January 30, 2014-- Furniture Today,
TAUNTON, Mass. — Jordan's Furniture is partnering with the Red Sox Foundation to launch the 2014 Double Play Youth Baseball Donation Program.
The partnership, in conjunction with the Red Sox Foundation's Reviving Baseball for Inner City (RBI) Program, will supply like-new baseball and softball equipment to more than 2,000 inner city youth in the Boston area.
"In this day and age of pay-to-play, there are thousands of kids that just cannot afford to play sports", said Eliot Tatelman, president and CEO of Jordan's Furniture. "We think that every youth should enjoy America's favorite pastime so we created the Double Play Youth Baseball Program. This is the fourth year and with the help of the Red Sox Foundation, we'll be able to reach a lot of inner-city kids in our area."
Starting Feb. 1 and running until March 31, equipment donations can be dropped off at any Jordan's Furniture location (Reading, Avon, Natick, Nashua, Warwick), including its Taunton Distribution Center. All donations must be in like-new, clean condition. Equipment includes bats (metal only), catcher's equipment, gloves, cleats (metal and plastic), baseballs (new), and softballs (new).
Additionally, the Little League that donates the largest number of useable items will receive tickets to a Red Sox game, an in-game visit by Red Sox mascot Wally, and a personalized jersey with a pre-game presentation at Fenway Park.
"We are grateful to partner with community champion Jordan's Furniture on this terrific annual equipment drive. The Foundation is celebrating Little League's 75th Year milestone with a new sponsorship initiative and we are happy to engage them along with our RBI program in this wonderful program." Said Mike Egan, a member of the Red Sox Foundation board. "Through the collection of gently-used equipment, Jordan's is making a huge impact to youth across the Commonwealth this summer."

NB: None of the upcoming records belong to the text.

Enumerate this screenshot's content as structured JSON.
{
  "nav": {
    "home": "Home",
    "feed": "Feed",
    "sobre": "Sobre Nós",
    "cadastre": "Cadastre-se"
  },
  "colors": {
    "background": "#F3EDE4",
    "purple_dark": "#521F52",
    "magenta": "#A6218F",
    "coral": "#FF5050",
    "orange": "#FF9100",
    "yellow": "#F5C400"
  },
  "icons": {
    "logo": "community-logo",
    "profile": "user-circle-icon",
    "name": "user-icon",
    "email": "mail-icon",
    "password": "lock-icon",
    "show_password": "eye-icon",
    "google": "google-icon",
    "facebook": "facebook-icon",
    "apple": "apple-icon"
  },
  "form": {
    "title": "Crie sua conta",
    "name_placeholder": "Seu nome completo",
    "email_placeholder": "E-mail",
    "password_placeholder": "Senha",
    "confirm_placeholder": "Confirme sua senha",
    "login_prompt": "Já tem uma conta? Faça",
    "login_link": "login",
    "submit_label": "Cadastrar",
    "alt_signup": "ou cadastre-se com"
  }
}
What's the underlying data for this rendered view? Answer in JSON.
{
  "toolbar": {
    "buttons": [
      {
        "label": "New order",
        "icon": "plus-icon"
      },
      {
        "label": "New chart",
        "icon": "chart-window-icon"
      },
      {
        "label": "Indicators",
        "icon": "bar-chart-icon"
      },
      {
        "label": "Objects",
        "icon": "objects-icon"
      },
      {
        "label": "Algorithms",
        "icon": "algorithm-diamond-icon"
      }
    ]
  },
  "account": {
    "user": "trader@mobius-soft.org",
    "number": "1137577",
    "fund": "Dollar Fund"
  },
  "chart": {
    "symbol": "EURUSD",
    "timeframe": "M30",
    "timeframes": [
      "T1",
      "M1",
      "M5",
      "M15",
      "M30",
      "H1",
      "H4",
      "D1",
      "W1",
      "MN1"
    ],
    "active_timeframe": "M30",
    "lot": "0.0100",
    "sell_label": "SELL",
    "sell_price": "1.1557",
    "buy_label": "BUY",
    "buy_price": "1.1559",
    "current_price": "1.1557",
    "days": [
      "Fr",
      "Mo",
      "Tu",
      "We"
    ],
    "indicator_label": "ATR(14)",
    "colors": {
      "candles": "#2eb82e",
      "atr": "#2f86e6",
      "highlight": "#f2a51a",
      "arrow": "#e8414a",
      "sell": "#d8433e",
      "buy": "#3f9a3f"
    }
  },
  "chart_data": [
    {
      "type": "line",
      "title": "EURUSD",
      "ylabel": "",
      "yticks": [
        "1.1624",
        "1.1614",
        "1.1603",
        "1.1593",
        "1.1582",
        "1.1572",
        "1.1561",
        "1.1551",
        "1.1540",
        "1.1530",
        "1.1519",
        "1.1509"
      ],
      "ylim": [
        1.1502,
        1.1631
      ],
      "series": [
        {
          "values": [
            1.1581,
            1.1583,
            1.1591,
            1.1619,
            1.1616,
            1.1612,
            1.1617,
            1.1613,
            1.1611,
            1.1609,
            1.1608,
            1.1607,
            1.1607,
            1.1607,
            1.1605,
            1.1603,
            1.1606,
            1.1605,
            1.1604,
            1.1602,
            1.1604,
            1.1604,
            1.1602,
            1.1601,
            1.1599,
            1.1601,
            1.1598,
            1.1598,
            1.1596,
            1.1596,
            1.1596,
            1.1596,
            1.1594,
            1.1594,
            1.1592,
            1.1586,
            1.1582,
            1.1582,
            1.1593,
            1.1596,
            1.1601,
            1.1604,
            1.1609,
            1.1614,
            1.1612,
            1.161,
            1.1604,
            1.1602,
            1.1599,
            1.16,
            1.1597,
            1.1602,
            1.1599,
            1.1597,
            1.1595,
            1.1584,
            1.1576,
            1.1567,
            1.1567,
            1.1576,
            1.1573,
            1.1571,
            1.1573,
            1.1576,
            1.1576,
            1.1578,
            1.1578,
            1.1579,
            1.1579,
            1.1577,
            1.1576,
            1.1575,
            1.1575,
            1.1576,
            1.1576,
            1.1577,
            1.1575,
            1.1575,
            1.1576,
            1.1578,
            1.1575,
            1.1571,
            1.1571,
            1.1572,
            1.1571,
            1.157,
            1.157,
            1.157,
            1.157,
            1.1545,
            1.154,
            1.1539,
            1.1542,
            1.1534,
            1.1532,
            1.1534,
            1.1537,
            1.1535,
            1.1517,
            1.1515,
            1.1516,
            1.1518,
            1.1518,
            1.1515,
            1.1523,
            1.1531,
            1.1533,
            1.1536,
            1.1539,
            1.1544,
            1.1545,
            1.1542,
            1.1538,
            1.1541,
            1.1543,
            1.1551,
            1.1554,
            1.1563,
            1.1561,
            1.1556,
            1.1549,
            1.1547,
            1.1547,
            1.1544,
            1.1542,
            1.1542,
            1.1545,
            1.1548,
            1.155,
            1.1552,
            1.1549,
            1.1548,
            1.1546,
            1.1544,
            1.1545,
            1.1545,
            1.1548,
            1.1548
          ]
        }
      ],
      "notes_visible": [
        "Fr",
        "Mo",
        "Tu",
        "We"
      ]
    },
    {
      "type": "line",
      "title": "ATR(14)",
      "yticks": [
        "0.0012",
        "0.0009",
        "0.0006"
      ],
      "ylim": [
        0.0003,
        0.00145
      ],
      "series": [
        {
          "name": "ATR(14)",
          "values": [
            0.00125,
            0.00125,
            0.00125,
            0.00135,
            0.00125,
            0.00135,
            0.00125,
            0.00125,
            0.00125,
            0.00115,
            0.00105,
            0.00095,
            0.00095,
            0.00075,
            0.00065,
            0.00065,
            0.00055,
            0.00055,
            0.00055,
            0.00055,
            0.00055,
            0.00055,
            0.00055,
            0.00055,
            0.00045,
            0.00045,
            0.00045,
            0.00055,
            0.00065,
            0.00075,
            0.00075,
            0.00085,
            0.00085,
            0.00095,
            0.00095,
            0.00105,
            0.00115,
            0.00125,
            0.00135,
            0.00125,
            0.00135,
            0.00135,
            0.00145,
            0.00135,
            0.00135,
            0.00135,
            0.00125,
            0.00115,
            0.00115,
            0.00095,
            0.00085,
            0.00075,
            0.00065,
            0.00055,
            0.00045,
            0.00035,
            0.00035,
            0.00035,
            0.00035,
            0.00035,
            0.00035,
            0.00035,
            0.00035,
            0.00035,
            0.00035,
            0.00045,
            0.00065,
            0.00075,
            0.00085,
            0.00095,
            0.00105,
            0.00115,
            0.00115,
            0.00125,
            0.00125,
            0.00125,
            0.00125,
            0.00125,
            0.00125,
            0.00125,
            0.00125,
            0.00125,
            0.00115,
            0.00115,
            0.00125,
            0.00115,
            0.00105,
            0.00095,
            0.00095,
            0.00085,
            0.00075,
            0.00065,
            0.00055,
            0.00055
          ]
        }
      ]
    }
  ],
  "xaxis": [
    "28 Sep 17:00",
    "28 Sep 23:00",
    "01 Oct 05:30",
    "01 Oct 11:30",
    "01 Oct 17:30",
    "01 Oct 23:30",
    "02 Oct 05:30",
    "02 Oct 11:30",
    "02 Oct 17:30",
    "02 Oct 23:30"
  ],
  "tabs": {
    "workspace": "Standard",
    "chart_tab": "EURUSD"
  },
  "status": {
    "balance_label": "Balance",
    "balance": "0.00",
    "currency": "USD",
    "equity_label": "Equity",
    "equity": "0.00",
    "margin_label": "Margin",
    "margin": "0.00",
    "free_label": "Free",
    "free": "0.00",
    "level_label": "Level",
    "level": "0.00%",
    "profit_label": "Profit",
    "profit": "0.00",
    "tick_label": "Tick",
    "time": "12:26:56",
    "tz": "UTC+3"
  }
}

Related Content By Author
Most Viewed Articles
"The Hunger Games" Seatbelt Chair as an Art Form